115 K. Seventh srrcut, ST. I'AUL..
AMI mi:mi;\ is.
(JIIAND OPE liA HOUSE.
L. N. SCOTT, Manager.
WEDNESDAY MATIN KB AND NIGHT.
ftew York Star Combination,
Headed by the Creat and (July
Agisted t>y the best
On the Road.
Full Brass Band and Orchestra.
Bet t now felling.
Reserved feats, $1 .OOsnd T5c. Admission, 7.1c
and duc. Gallery, 85c. ios-io
GRAND OPERA HOUSE.
L. K. BCOTT, Manager.
Three Nights and Matinee!
Thursday, April 24th!
WHIRLWIND OP FUN!
jFRONT I | FRONT|
™ SPAEKS °*
BUNCH OF KEYS!
Or, THE HOTEL.
Sale cf seats begins at box office Wednesday, 9 a.m
TO-NIGHT ! TO-NIGHT 1
Wa SiddonV F« male Mastoiions & Burlesna-s
The most complete organization in America.
40 First-class Artists. 40
Seats may be secured at the box office, daily
without extra charge.
Calciminina & Tinting.
Ceilings 81 and upwards; rooms $2.50 and up
wards. Tinting walls 10 per cent, extra. Inside
and outside painting from 1 to 1J4 cents per
square foot. All work guaranteed. Send postal
card or leuve orders at f hop.
104-133 OS West Tenth street.
COASEitVATORY OF MUSIC,
No. 127 West Third street,
ST. PAUL, - - MINN.
All branches of Music taught, including
PIANO, ORGAN, VIOLONCELLO,
VIOLIN, ZITHER and HARMONY.
MISS MARIE GEIST, Graduate of the Royal
Conservatory of Mnslc in Munich, Principal.
MISS KATIE GEIST, Assistant Teacher.
MISS EMMA LAWRENCE, Zither Teacher,
MISS LAURA W. HALL, Harmony Teacher.
At Public Auction, WEDNESDAY, JUNE 11,
1884, rain or shine, at
Adjoining the city limits of St. Paul, Minn.,
by Com. N. W. Kittson, Chas. A. DeGraff and
George W. Sherwood, about 70 head of high
bred Trotters, consisting of young StallIons,
Fillies, Brood Mares and Geldings, sired prin
cipally by such noted stallions as Smuggler,
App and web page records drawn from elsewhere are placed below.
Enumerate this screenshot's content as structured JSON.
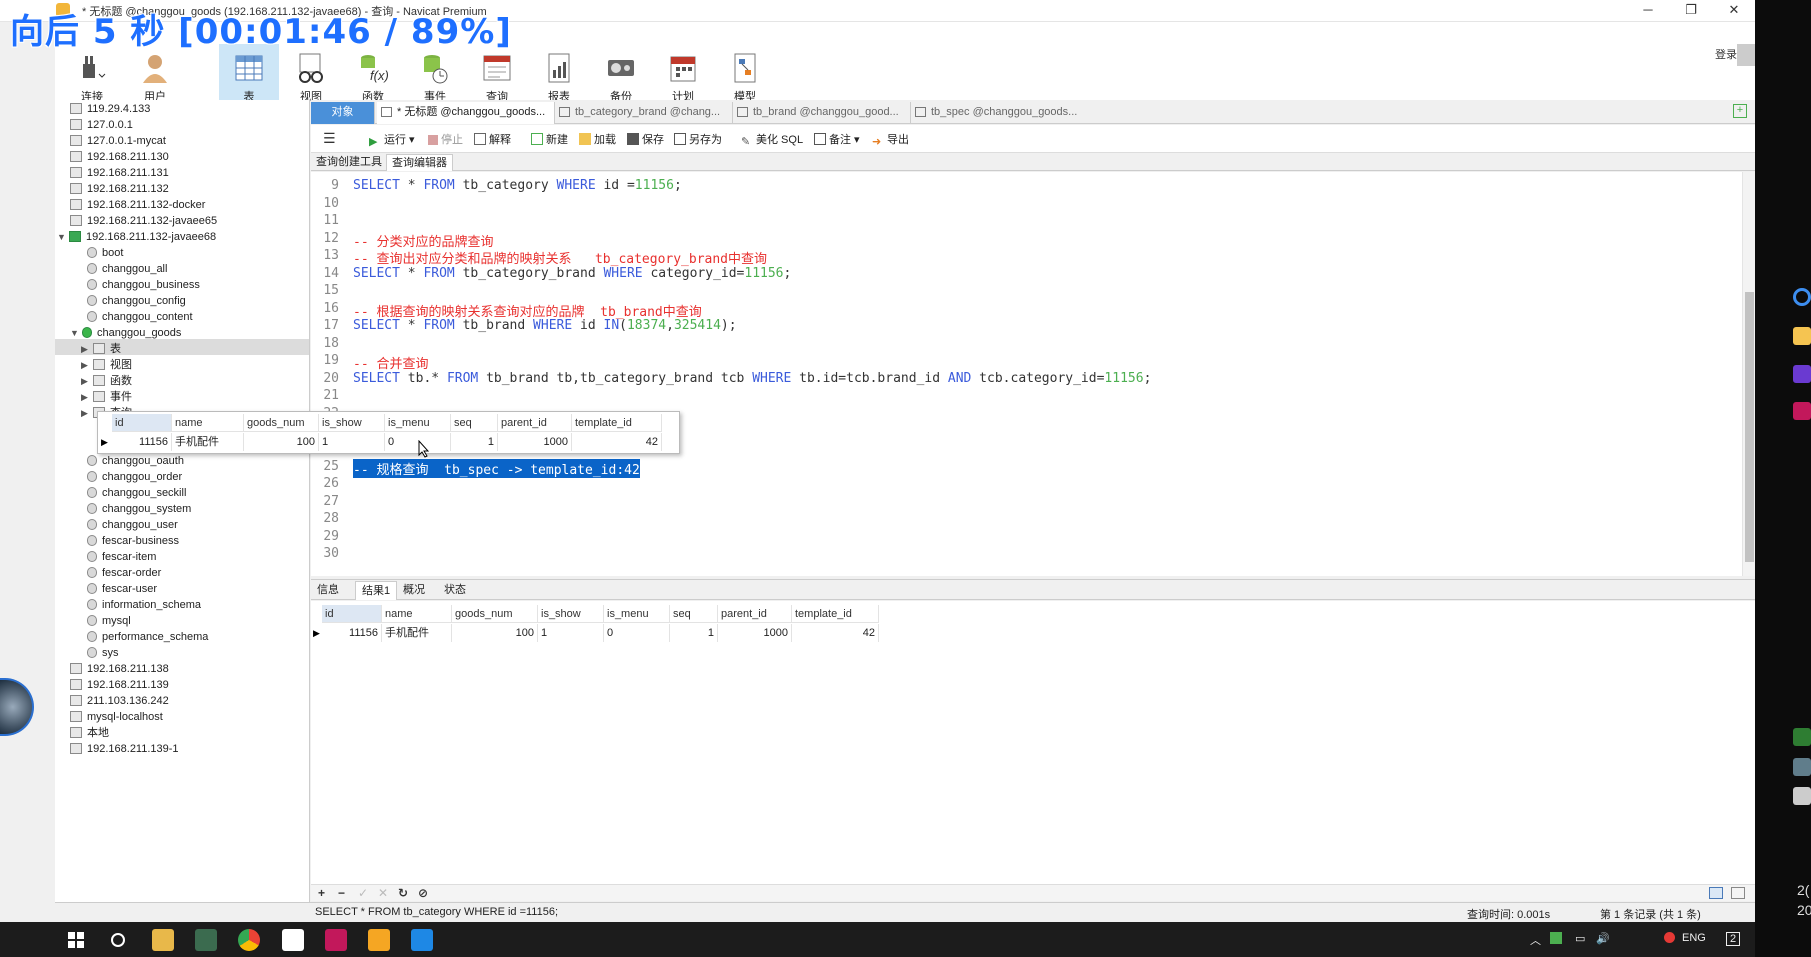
{
  "overlay": {
    "text": "向后 5 秒 [00:01:46 / 89%]"
  },
  "window": {
    "title": "* 无标题 @changgou_goods (192.168.211.132-javaee68) - 查询 - Navicat Premium",
    "minimize": "─",
    "restore": "❐",
    "close": "✕"
  },
  "toolbar": {
    "buttons": [
      {
        "label": "连接",
        "icon": "plug-icon"
      },
      {
        "label": "用户",
        "icon": "user-icon"
      },
      {
        "label": "表",
        "icon": "table-icon"
      },
      {
        "label": "视图",
        "icon": "view-icon"
      },
      {
        "label": "函数",
        "icon": "function-icon"
      },
      {
        "label": "事件",
        "icon": "event-icon"
      },
      {
        "label": "查询",
        "icon": "query-icon"
      },
      {
        "label": "报表",
        "icon": "report-icon"
      },
      {
        "label": "备份",
        "icon": "backup-icon"
      },
      {
        "label": "计划",
        "icon": "schedule-icon"
      },
      {
        "label": "模型",
        "icon": "model-icon"
      }
    ],
    "login": "登录"
  },
  "nav": {
    "items": [
      "119.29.4.133",
      "127.0.0.1",
      "127.0.0.1-mycat",
      "192.168.211.130",
      "192.168.211.131",
      "192.168.211.132",
      "192.168.211.132-docker",
      "192.168.211.132-javaee65",
      "192.168.211.132-javaee68",
      "boot",
      "changgou_all",
      "changgou_business",
      "changgou_config",
      "changgou_content",
      "changgou_goods",
      "表",
      "视图",
      "函数",
      "事件",
      "查询",
      "changgou_oauth",
      "changgou_order",
      "changgou_seckill",
      "changgou_system",
      "changgou_user",
      "fescar-business",
      "fescar-item",
      "fescar-order",
      "fescar-user",
      "information_schema",
      "mysql",
      "performance_schema",
      "sys",
      "192.168.211.138",
      "192.168.211.139",
      "211.103.136.242",
      "mysql-localhost",
      "本地",
      "192.168.211.139-1"
    ]
  },
  "tabs": [
    "对象",
    "* 无标题 @changgou_goods...",
    "tb_category_brand @chang...",
    "tb_brand @changgou_good...",
    "tb_spec @changgou_goods..."
  ],
  "editor_toolbar": {
    "run": "运行",
    "stop": "停止",
    "explain": "解释",
    "new": "新建",
    "load": "加载",
    "save": "保存",
    "save_as": "另存为",
    "beautify": "美化 SQL",
    "comment": "备注",
    "export": "导出"
  },
  "subtabs": [
    "查询创建工具",
    "查询编辑器"
  ],
  "code": {
    "lines": [
      {
        "n": "9",
        "t": "SELECT * FROM tb_category WHERE id =11156;"
      },
      {
        "n": "10",
        "t": ""
      },
      {
        "n": "11",
        "t": ""
      },
      {
        "n": "12",
        "t": "-- 分类对应的品牌查询"
      },
      {
        "n": "13",
        "t": "-- 查询出对应分类和品牌的映射关系   tb_category_brand中查询"
      },
      {
        "n": "14",
        "t": "SELECT * FROM tb_category_brand WHERE category_id=11156;"
      },
      {
        "n": "15",
        "t": ""
      },
      {
        "n": "16",
        "t": "-- 根据查询的映射关系查询对应的品牌  tb_brand中查询"
      },
      {
        "n": "17",
        "t": "SELECT * FROM tb_brand WHERE id IN(18374,325414);"
      },
      {
        "n": "18",
        "t": ""
      },
      {
        "n": "19",
        "t": "-- 合并查询"
      },
      {
        "n": "20",
        "t": "SELECT tb.* FROM tb_brand tb,tb_category_brand tcb WHERE tb.id=tcb.brand_id AND tcb.category_id=11156;"
      },
      {
        "n": "21",
        "t": ""
      },
      {
        "n": "22",
        "t": ""
      },
      {
        "n": "23",
        "t": ""
      },
      {
        "n": "24",
        "t": ""
      },
      {
        "n": "25",
        "t": "-- 规格查询  tb_spec -> template_id:42"
      },
      {
        "n": "26",
        "t": ""
      },
      {
        "n": "27",
        "t": ""
      },
      {
        "n": "28",
        "t": ""
      },
      {
        "n": "29",
        "t": ""
      },
      {
        "n": "30",
        "t": ""
      }
    ]
  },
  "grid": {
    "columns": [
      "id",
      "name",
      "goods_num",
      "is_show",
      "is_menu",
      "seq",
      "parent_id",
      "template_id"
    ],
    "row": [
      "11156",
      "手机配件",
      "100",
      "1",
      "0",
      "1",
      "1000",
      "42"
    ]
  },
  "result_tabs": [
    "信息",
    "结果1",
    "概况",
    "状态"
  ],
  "result_bar": {
    "add": "+",
    "remove": "−",
    "apply": "✓",
    "discard": "✕",
    "refresh": "↻",
    "stop": "⊘"
  },
  "status": {
    "sql": "SELECT * FROM tb_category WHERE id =11156;",
    "query_time": "查询时间: 0.001s",
    "records": "第 1 条记录 (共 1 条)"
  },
  "taskbar": {
    "lang": "ENG",
    "notif": "2"
  },
  "right_strip": {
    "t1": "2(",
    "t2": "20"
  },
  "colors": {
    "accent": "#4a90d9",
    "keyword": "#3b5bdb",
    "number": "#4caf50",
    "comment": "#e8312f",
    "selection": "#0a64c8"
  }
}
Volunteer, Peacemaker, George Wilkes, Von
Arnim, Blackwood, jr., Alexander, Baymont,
Indianapolis, Belmont, Administrator, Blue
Bull, and Ravens wood.
Terms of Sale—Casu.
Sale to commence at 10 a. m. sharp. Send
for catalogue, to B. D. WOODMAtfSEE,
bi. Paul, Minn.